> **WORK REQUEST**
Copy out each line of the data below in which "messages" appears.

> **EXTRACTED MATERIAL**
_____
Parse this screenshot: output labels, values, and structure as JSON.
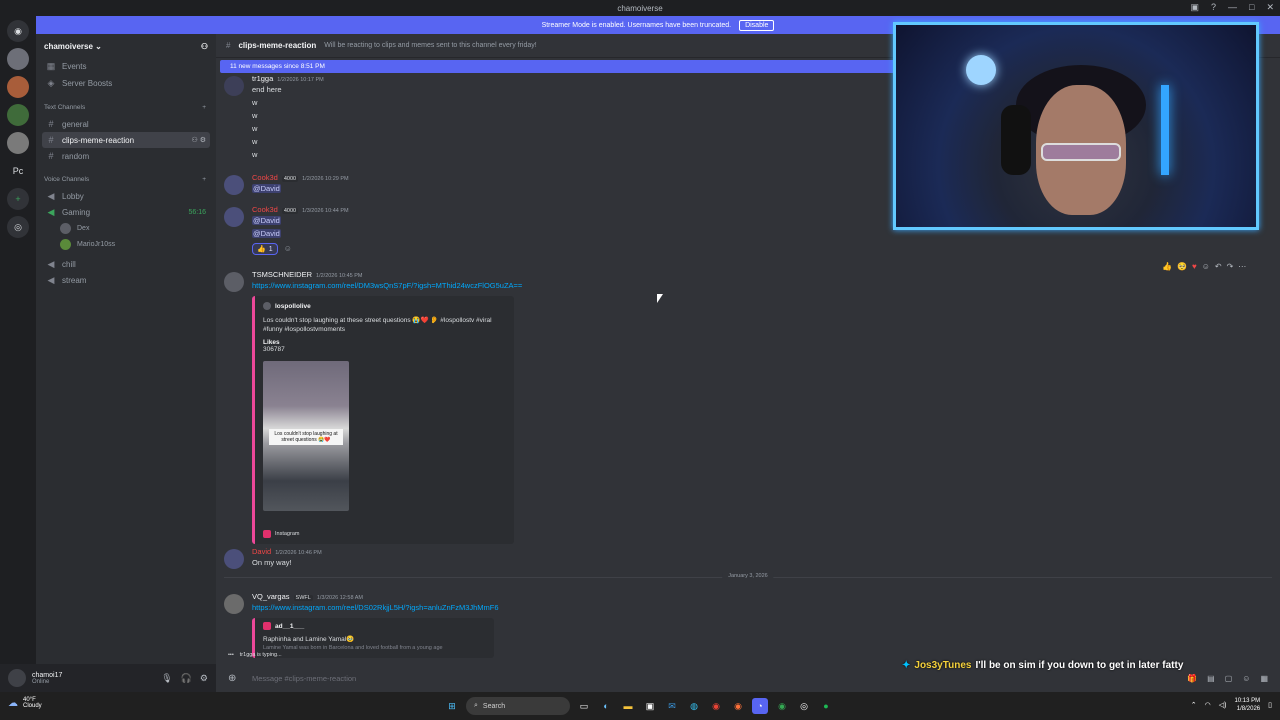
{
  "window": {
    "title": "chamoiverse"
  },
  "banner": {
    "text": "Streamer Mode is enabled. Usernames have been truncated.",
    "button": "Disable"
  },
  "guilds": {
    "pc_label": "Pc"
  },
  "sidebar": {
    "server_name": "chamoiverse",
    "top_items": [
      {
        "icon": "calendar-icon",
        "label": "Events"
      },
      {
        "icon": "boost-icon",
        "label": "Server Boosts"
      }
    ],
    "text_category": "Text Channels",
    "text_channels": [
      "general",
      "clips-meme-reaction",
      "random"
    ],
    "voice_category": "Voice Channels",
    "voice_channels": [
      {
        "label": "Lobby",
        "extra": ""
      },
      {
        "label": "Gaming",
        "extra": "56:16"
      }
    ],
    "voice_users": [
      "Dex",
      "MarioJr10ss"
    ],
    "voice_channels_after": [
      "chill",
      "stream"
    ]
  },
  "user_panel": {
    "name": "chamoi17",
    "status": "Online"
  },
  "header": {
    "channel": "clips-meme-reaction",
    "topic": "Will be reacting to clips and memes sent to this channel every friday!"
  },
  "new_messages_bar": "11 new messages since 8:51 PM",
  "messages": {
    "m1": {
      "user": "tr1gga",
      "ts": "1/2/2026 10:17 PM",
      "lines": [
        "end here",
        "w",
        "w",
        "w",
        "w",
        "w"
      ]
    },
    "m2": {
      "user": "Cook3d",
      "badge": "4000",
      "ts": "1/2/2026 10:29 PM",
      "mention": "@David"
    },
    "m3": {
      "user": "Cook3d",
      "badge": "4000",
      "ts": "1/3/2026 10:44 PM",
      "mention1": "@David",
      "mention2": "@David",
      "reaction_emoji": "👍",
      "reaction_count": "1"
    },
    "m4": {
      "user": "TSMSCHNEIDER",
      "ts": "1/2/2026 10:45 PM",
      "link": "https://www.instagram.com/reel/DM3wsQnS7pF/?igsh=MThid24wczFlOG5uZA==",
      "embed_author": "lospollolive",
      "embed_desc": "Los couldn't stop laughing at these street questions 😭❤️ 👂 #lospollostv #viral #funny #lospollostvmoments",
      "embed_field_name": "Likes",
      "embed_field_value": "306787",
      "thumb_caption": "Los couldn't stop laughing at street questions 😭❤️",
      "footer": "Instagram"
    },
    "m5": {
      "user": "David",
      "ts": "1/2/2026 10:46 PM",
      "text": "On my way!"
    },
    "date_divider": "January 3, 2026",
    "m6": {
      "user": "VQ_vargas",
      "badge": "SWFL",
      "ts": "1/3/2026 12:58 AM",
      "link": "https://www.instagram.com/reel/DS02RkjjL5H/?igsh=anluZnFzM3JhMmF6",
      "embed_author": "ad__1___",
      "embed_desc": "Raphinha and Lamine Yamal🥹",
      "embed_desc2": "Lamine Yamal was born in Barcelona and loved football from a young age"
    }
  },
  "typing": "tr1gga is typing...",
  "composer": {
    "placeholder": "Message #clips-meme-reaction"
  },
  "ticker": {
    "user": "Jos3yTunes",
    "text": "I'll be on sim if you down to get in later fatty"
  },
  "taskbar": {
    "weather_temp": "40°F",
    "weather_desc": "Cloudy",
    "search": "Search",
    "time": "10:13 PM",
    "date": "1/8/2026"
  },
  "colors": {
    "accent": "#5865f2",
    "bg": "#313338",
    "sidebar": "#2b2d31",
    "webcam_border": "#62c9ff",
    "ticker_name": "#f5d13b"
  }
}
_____
> **YOUR RESPONSE**
  "new_messages_bar": "11 new messages since 8:51 PM",
  "messages": {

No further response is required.